Children in Years 3-6 have a dedicated problem solving session every week. This constitutes an integral part of our Mathematics curriculum. Applying mathematical knowledge to solving puzzles and real life problems helps children get engaged with Mathematics and facilitates development of their logical thinking (one of Advanced Performance Characteristics).
Problem solving has long been recognised as a practical and meaningful way to help children understand and apply Mathematics. In problem solving children demonstrate that they can:
- understand the concept of cause and effect
- apply prior learning to a problem
- recognise and can talk (or otherwise communicate) about a problem
- consider a range of possible solutions
- ask questions and select and record information relevant to the problem
- plan the steps and strategies they will use
- predict possible effects of different solutions or modifications
- respond to a problem or task using trial and error
- use a cycle of trial, error and improvement
- review what has been done and recognise the outcome (i.e. that the problem has been solved or a different course of action is needed)
Depending on their age, your child’s problem solving sessions will focus on different aspects and will use different problem solving strategies. These could include the following:
- Draw a picture, act it out, use a model
- Look for a pattern
- Make a table or chart
- Break the problem down & solve each part
- Write an equation or open number sentence
- Use logical reasoning
- Guess and check or try and adjust
- Use appropriate equipment to solve the problem e.g. measuring instrument
- Work backwards from the solution
- Make an organised, systematic list
- Solve a simpler version of the problem e.g. smaller numbers
Regardless of which strategy is used, there are some generic stages of solving a problem:
Stage 1: Understand the problem
Stage 2: Devise a plan/approach for solving the problem
Stage 3: Carry out the plan
Stage 4: Looking back and checking the solution
What have we worked on in problem solving sessions this term?
This term, children across KS2 have been practising various problem solving strategies. Look at the photos of students in Years 3-6 solving problems and read what their teachers wrote about the tasks.
In Year 3 children focused on drawing up tables so that the pattern could be clearly seen in their investigations. Then the students reflected on the problem, writing down what they found and if there was another way they could solve the problem. Then they checked to see if the answer matched the question.
In Year 4 students practised the ‘guess and check’ problem solving strategy. Children used their knowledge of number bonds to speculate about possible realistic solutions to a practical problem. Then they checked different possible solutions and choose the correct one.
In Year 5 children were investigating finding alternative answers to some challenges in shape problems. They enjoyed experimenting with a Chinese Tangram puzzle and rearranging multiple Queens in a chess-based spatial activity called ‘8 Queens’.
In Year 6 the main objective was to develop strategies for solving problems and use these strategies both in working within mathematics and in applying mathematics to practical contexts.
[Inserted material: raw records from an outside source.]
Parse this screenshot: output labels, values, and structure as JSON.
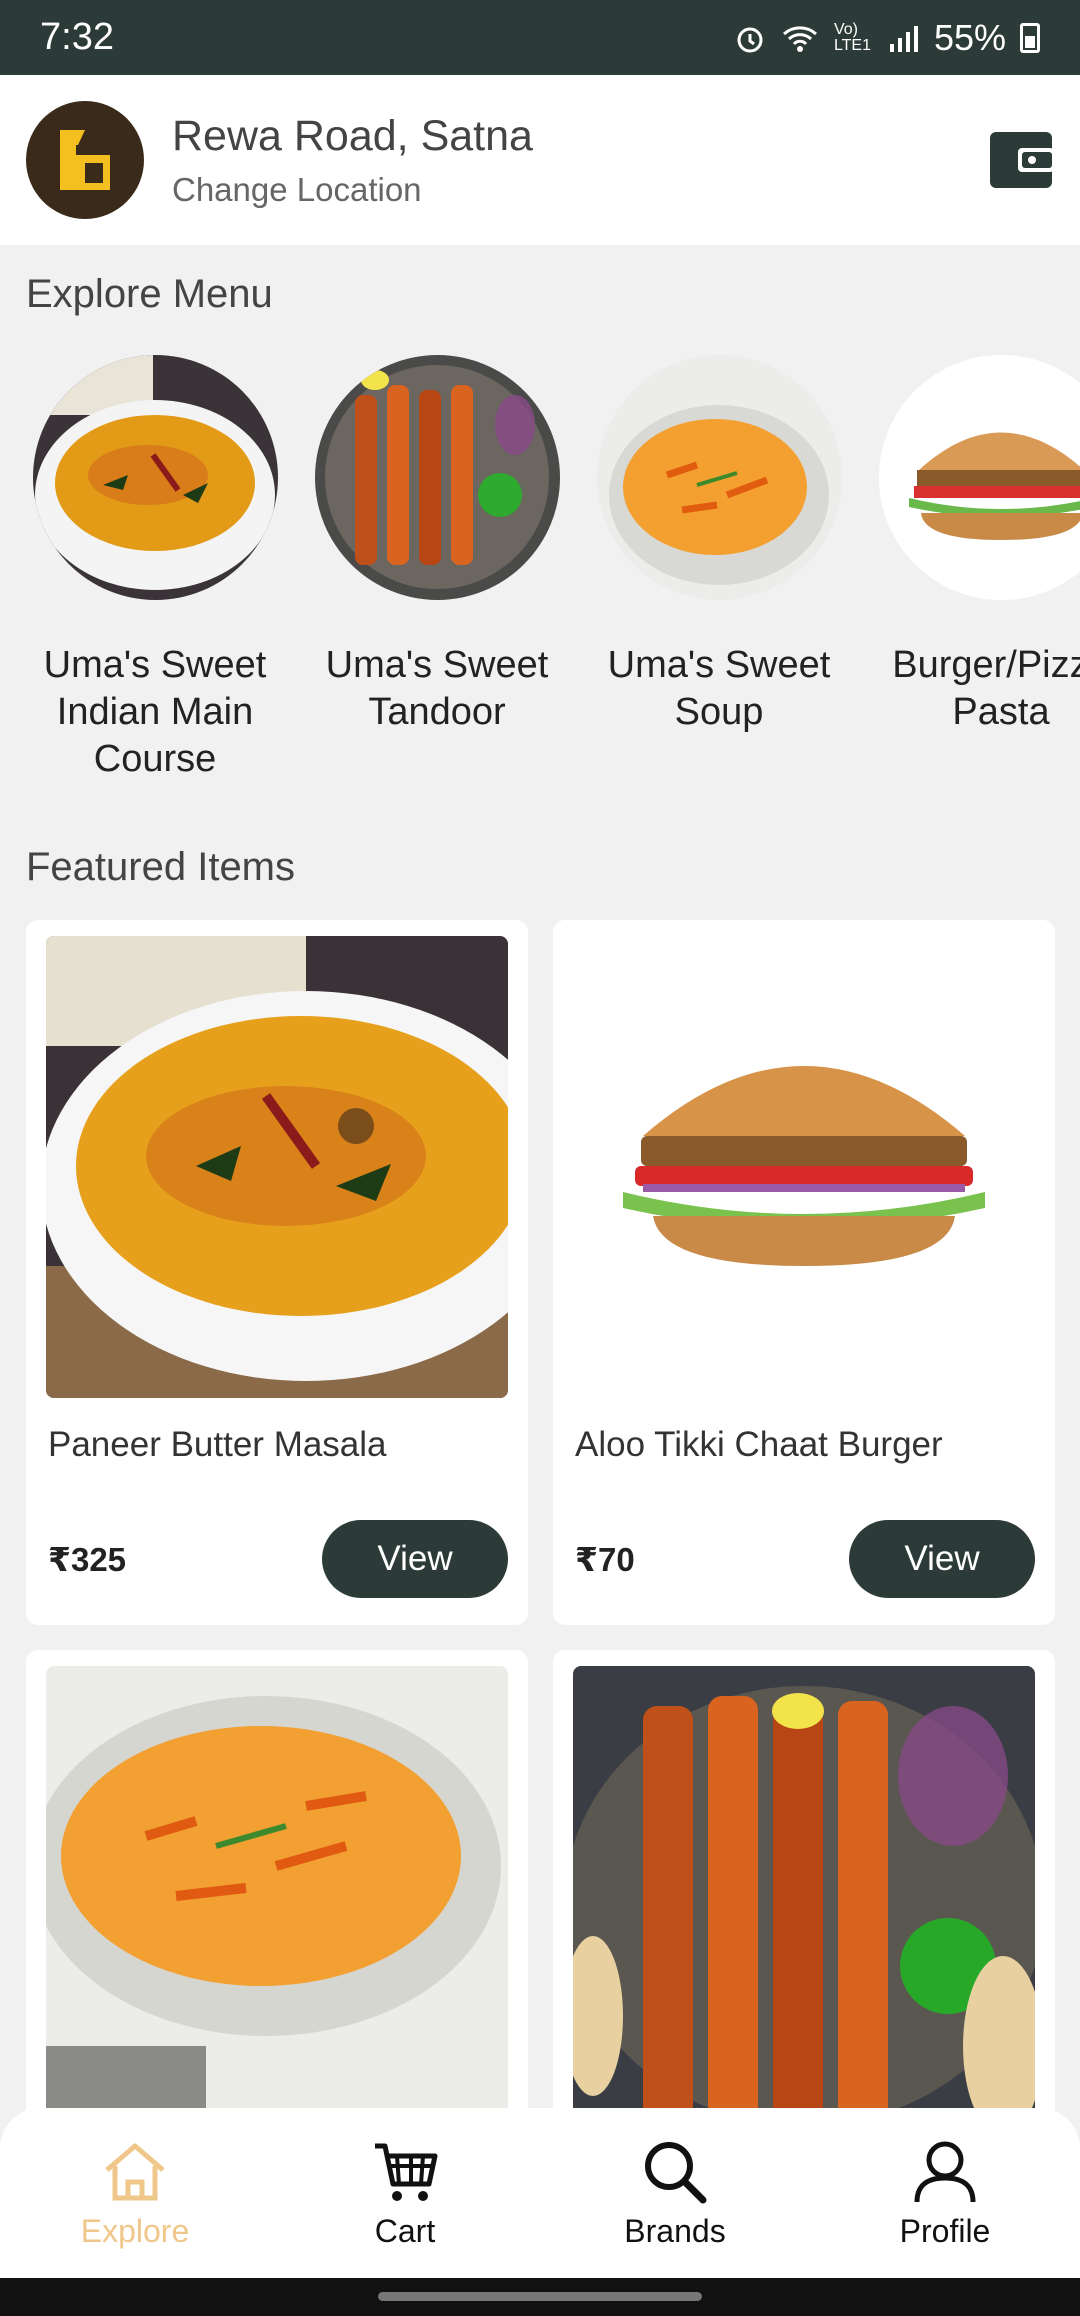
{
  "status_bar": {
    "time": "7:32",
    "battery": "55%",
    "network": "Vo) LTE1"
  },
  "header": {
    "location": "Rewa Road, Satna",
    "change_location": "Change Location"
  },
  "explore": {
    "title": "Explore Menu",
    "categories": [
      {
        "label": "Uma's Sweet Indian Main Course"
      },
      {
        "label": "Uma's Sweet Tandoor"
      },
      {
        "label": "Uma's Sweet Soup"
      },
      {
        "label": "Burger/Pizza Pasta"
      }
    ]
  },
  "featured": {
    "title": "Featured Items",
    "items": [
      {
        "name": "Paneer Butter Masala",
        "price": "₹325",
        "button": "View"
      },
      {
        "name": "Aloo Tikki Chaat Burger",
        "price": "₹70",
        "button": "View"
      }
    ]
  },
  "nav": {
    "items": [
      {
        "label": "Explore",
        "icon": "home-icon",
        "active": true
      },
      {
        "label": "Cart",
        "icon": "cart-icon"
      },
      {
        "label": "Brands",
        "icon": "search-icon"
      },
      {
        "label": "Profile",
        "icon": "user-icon"
      }
    ]
  },
  "colors": {
    "primary": "#2c3a38",
    "active_nav": "#f0c78a",
    "background": "#f1f1f1"
  }
}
The focus was on thinking ‘outside the box’ to decide how to approach the problem but keeping the work systematic.
Mathematics house challenge for students in Years 3-6
Practise problem solving at home to receive house points. Click below to download a problem for your year group. Print it and solve it. Remember to show how you found the solution. Return it to the special box in Mrs. Britton’s classroom, room 129 by October 20th. Each entry which clearly shows how you solved the problem will be awarded with a house point. The house with the largest number of entries will receive bonus points. You can try to solve all the problems but you can only get a house point for solving a problem for your year group.
Head of Year Four and KS2 Mathematics